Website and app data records
+===+

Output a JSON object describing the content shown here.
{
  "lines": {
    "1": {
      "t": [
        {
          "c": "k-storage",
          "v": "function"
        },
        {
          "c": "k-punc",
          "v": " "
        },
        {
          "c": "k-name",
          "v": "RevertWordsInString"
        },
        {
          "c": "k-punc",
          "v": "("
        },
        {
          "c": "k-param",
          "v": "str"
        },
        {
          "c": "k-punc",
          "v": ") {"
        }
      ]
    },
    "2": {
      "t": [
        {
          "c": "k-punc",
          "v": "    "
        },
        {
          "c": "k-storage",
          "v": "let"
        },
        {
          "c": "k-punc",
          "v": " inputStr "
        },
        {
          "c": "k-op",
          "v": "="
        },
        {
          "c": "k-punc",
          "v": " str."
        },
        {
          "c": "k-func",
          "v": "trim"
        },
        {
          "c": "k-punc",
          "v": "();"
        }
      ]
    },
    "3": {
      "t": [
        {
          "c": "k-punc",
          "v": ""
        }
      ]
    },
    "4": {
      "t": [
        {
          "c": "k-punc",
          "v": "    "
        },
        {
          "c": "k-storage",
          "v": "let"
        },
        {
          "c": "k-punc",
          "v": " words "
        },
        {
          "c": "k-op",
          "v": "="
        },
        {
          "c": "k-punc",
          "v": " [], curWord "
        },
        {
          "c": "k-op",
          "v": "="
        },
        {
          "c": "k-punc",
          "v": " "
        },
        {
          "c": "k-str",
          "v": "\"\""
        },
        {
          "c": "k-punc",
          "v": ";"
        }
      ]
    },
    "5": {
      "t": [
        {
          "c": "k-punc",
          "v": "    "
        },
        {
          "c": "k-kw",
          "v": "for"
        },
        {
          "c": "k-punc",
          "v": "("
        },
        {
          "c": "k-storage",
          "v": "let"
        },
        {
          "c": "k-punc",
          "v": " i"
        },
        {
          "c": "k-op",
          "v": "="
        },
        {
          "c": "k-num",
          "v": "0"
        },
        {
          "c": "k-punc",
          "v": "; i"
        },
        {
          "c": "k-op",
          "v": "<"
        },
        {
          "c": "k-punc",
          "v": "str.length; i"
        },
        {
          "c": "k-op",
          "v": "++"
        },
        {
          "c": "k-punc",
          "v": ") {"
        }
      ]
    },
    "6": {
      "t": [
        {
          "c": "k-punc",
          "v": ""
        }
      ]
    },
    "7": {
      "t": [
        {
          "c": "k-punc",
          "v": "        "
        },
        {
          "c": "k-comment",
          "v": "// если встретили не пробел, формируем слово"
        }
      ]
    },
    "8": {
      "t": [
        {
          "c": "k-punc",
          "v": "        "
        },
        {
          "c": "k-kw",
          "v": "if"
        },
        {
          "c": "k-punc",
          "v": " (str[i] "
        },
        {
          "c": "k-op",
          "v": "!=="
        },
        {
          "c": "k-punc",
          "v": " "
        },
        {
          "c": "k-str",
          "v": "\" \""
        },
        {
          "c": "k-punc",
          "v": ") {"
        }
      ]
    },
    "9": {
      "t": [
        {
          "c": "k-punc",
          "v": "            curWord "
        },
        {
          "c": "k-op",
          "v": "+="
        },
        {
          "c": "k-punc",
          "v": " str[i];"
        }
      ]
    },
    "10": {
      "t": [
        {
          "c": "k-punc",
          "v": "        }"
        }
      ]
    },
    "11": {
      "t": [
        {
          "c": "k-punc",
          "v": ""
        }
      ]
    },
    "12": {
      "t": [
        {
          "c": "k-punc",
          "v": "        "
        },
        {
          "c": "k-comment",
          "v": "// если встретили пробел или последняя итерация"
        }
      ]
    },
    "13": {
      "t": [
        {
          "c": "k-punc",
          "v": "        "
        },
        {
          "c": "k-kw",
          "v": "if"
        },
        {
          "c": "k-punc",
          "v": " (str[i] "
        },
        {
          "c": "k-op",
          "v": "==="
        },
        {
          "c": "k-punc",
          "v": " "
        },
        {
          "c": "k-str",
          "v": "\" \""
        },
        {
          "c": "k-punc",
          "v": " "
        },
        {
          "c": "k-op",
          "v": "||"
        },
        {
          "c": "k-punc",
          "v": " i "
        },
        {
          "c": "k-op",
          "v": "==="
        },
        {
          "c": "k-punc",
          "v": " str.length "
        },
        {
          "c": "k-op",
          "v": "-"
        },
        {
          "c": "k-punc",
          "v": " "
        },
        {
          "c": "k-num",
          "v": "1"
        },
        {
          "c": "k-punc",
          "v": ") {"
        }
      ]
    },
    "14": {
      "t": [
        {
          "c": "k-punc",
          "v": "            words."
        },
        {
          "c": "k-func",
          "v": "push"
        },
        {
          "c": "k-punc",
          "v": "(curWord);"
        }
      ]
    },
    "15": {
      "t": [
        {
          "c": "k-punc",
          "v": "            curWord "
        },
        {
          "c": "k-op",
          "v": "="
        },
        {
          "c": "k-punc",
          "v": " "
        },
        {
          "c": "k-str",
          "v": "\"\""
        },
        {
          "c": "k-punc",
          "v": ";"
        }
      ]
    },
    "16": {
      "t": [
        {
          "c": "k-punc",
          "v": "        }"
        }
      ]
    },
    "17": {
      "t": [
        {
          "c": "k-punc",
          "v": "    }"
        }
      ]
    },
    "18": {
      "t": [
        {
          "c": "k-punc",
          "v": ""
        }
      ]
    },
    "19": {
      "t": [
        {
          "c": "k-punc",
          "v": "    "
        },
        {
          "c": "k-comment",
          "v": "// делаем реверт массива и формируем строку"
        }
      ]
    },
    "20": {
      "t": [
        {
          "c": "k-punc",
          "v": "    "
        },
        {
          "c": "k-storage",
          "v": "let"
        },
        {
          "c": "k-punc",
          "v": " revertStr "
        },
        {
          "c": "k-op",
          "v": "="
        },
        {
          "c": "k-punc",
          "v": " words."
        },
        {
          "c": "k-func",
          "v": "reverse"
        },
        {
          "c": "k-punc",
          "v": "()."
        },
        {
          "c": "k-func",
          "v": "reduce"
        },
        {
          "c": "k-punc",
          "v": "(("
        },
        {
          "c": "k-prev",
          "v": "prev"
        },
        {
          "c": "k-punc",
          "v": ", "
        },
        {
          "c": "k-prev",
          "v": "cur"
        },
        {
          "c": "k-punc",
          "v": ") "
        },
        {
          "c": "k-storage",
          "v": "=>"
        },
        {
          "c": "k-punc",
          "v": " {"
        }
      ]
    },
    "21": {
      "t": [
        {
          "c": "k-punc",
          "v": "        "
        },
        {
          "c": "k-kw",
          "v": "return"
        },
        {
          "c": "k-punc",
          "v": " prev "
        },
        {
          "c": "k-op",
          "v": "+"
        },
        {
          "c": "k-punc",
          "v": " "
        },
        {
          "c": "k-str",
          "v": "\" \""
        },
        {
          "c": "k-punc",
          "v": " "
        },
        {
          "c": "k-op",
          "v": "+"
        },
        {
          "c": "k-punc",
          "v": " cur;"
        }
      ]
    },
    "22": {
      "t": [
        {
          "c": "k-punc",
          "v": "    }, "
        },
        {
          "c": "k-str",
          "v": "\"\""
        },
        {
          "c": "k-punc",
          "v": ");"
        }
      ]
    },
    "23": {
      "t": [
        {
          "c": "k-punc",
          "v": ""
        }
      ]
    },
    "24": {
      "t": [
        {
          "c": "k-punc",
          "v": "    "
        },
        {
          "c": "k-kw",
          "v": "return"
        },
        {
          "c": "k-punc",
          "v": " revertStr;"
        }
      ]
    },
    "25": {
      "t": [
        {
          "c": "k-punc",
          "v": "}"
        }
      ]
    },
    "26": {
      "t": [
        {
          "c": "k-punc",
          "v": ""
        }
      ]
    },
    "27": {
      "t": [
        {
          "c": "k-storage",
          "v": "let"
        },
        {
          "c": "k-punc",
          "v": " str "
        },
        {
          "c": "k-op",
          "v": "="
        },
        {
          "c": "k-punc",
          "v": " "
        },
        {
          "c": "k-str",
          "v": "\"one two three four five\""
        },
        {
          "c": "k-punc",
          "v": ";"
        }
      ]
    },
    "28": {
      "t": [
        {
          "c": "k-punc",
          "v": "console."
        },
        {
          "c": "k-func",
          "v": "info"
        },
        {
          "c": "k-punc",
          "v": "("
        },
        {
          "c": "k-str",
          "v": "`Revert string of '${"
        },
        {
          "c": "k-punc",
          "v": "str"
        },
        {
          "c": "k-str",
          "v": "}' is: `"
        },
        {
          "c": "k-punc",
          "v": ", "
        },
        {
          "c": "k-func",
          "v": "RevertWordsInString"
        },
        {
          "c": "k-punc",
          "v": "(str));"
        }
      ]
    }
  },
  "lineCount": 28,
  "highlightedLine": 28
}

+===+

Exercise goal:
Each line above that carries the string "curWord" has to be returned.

Task result:
          "v": " [], curWord "
          "v": "            curWord "
          "v": "(curWord);"
          "v": "            curWord "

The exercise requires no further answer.